Lyme disease is tick‐borne multisystem infectious disease that commonly affects the skin, joints, and central nervous system (CNS). The CNS is involved in 10%–15% of infected individuals. The classic triad of acute early neurologic Lyme disease consists of lymphocytic meningitis, cranial neuropathy (typically facial palsy), and radiculoneuritis. These may occur alone or in combination. Banwarth syndrome is the constellation of painful radiculoneuritis, often accompanied by meningitis. This is more common in European neuroborreliosis. Lyme radiculoneuritis is reported in about 3% of CDC‐verified cases of Lyme disease. This condition is separate from the migratory arthralgia associated with 60% of cases of Lyme disease and requires a high index of suspicion for accurate diagnosis to be made. Doxycycline instead of IV ceftriaxone is used for Banwarth syndrome and other features of stage 2 Lyme disease with great success.
Radiculoneuritis is a peripheral manifestation of Lyme disease. Hospitalists have to be aware of all the clinical conditions associated Lyme disease and need to consider this condition in patients in endemic areas presenting in spring through autumn with limb and/or truncal radicular pain..

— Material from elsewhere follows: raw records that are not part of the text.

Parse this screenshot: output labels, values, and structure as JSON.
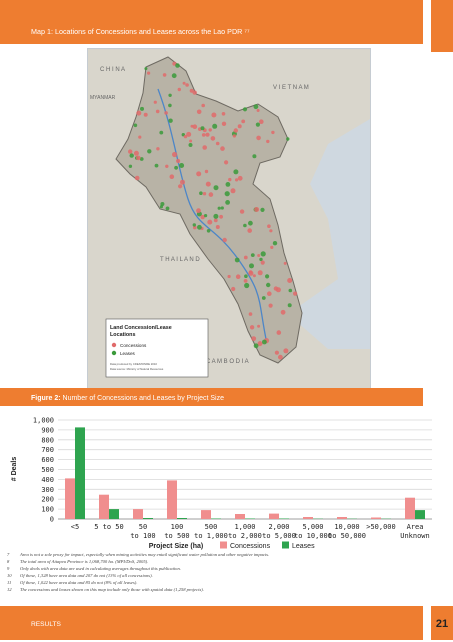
{
  "header": {
    "map_caption": "Map 1: Locations of Concessions and Leases across the Lao PDR ⁷⁷"
  },
  "map": {
    "labels": {
      "china": "C H I N A",
      "myanmar": "MYANMAR",
      "vietnam": "V I E T N A M",
      "thailand": "T H A I L A N D",
      "cambodia": "C A M B O D I A"
    },
    "legend": {
      "title_line1": "Land Concession/Lease",
      "title_line2": "Locations",
      "items": [
        {
          "label": "Concessions",
          "color": "#e06a6a"
        },
        {
          "label": "Leases",
          "color": "#3a9a3a"
        }
      ],
      "note1": "Data produced by CDE/MONRE 2010",
      "note2": "Data source: Ministry of Natural Resources"
    },
    "colors": {
      "land": "#eae3d2",
      "country": "#b8b3a6",
      "outline": "#6e6a62",
      "water": "#cfd8e0",
      "rivers": "#4d86c7",
      "concession": "#e06a6a",
      "lease": "#3a9a3a"
    }
  },
  "figure": {
    "label": "Figure 2:",
    "title": "Number of Concessions and Leases by Project Size"
  },
  "chart_data": {
    "type": "bar",
    "title": "",
    "xlabel": "Project Size (ha)",
    "ylabel": "# Deals",
    "ylim": [
      0,
      1000
    ],
    "yticks": [
      "0",
      "100",
      "200",
      "300",
      "400",
      "500",
      "600",
      "700",
      "800",
      "900",
      "1,000"
    ],
    "categories": [
      [
        "<5",
        ""
      ],
      [
        "5 to 50",
        ""
      ],
      [
        "50",
        "to 100"
      ],
      [
        "100",
        "to 500"
      ],
      [
        "500",
        "to 1,000"
      ],
      [
        "1,000",
        "to 2,000"
      ],
      [
        "2,000",
        "to 5,000"
      ],
      [
        "5,000",
        "to 10,000"
      ],
      [
        "10,000",
        "to 50,000"
      ],
      [
        ">50,000",
        ""
      ],
      [
        "Area",
        "Unknown"
      ]
    ],
    "series": [
      {
        "name": "Concessions",
        "color": "#f08e8e",
        "values": [
          410,
          245,
          100,
          390,
          90,
          50,
          55,
          20,
          20,
          15,
          215
        ]
      },
      {
        "name": "Leases",
        "color": "#2ea44f",
        "values": [
          925,
          100,
          10,
          10,
          5,
          5,
          5,
          3,
          3,
          3,
          90
        ]
      }
    ],
    "grid": true,
    "legend": "bottom"
  },
  "footnotes": [
    {
      "num": "7",
      "text": "Area is not a sole proxy for impact, especially when mining activities may entail significant water pollution and other negative impacts."
    },
    {
      "num": "8",
      "text": "The total area of Attapeu Province is 1,068,700 ha. (MPI/DoS, 2005)."
    },
    {
      "num": "9",
      "text": "Only deals with area data are used in calculating averages throughout this publication."
    },
    {
      "num": "10",
      "text": "Of these, 1,328 have area data and 207 do not (13% of all concessions)."
    },
    {
      "num": "11",
      "text": "Of these, 1,022 have area data and 85 do not (8% of all leases)."
    },
    {
      "num": "12",
      "text": "The concessions and leases shown on this map include only those with spatial data (1,258 projects)."
    }
  ],
  "footer": {
    "section": "RESULTS",
    "page": "21"
  }
}
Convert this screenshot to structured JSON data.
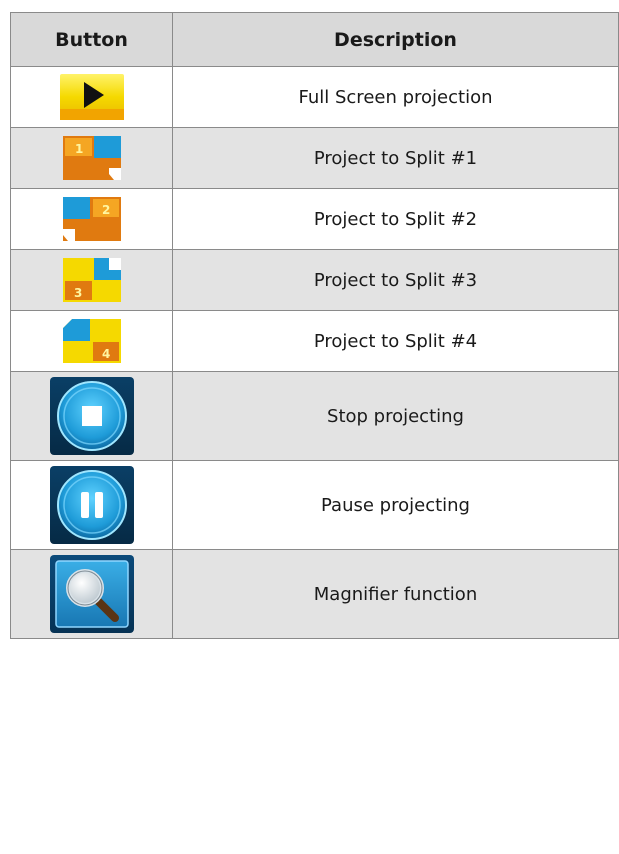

To cite this abstract:Dapaah‐Afriyie K, Bradley J. Ban What Syndrome? — Banwarth Syndrome Due to Lyme Disease. Abstract published at Hospital Medicine 2013, May 16-19, National Harbor, Md. Abstract 348. Journal of Hospital Medicine. 2013; 8 (suppl 2). https://www.shmabstracts.com/abstract/ban-what-syndrome-banwarth-syndrome-due-to-lyme-disease/. Accessed May 21, 2019.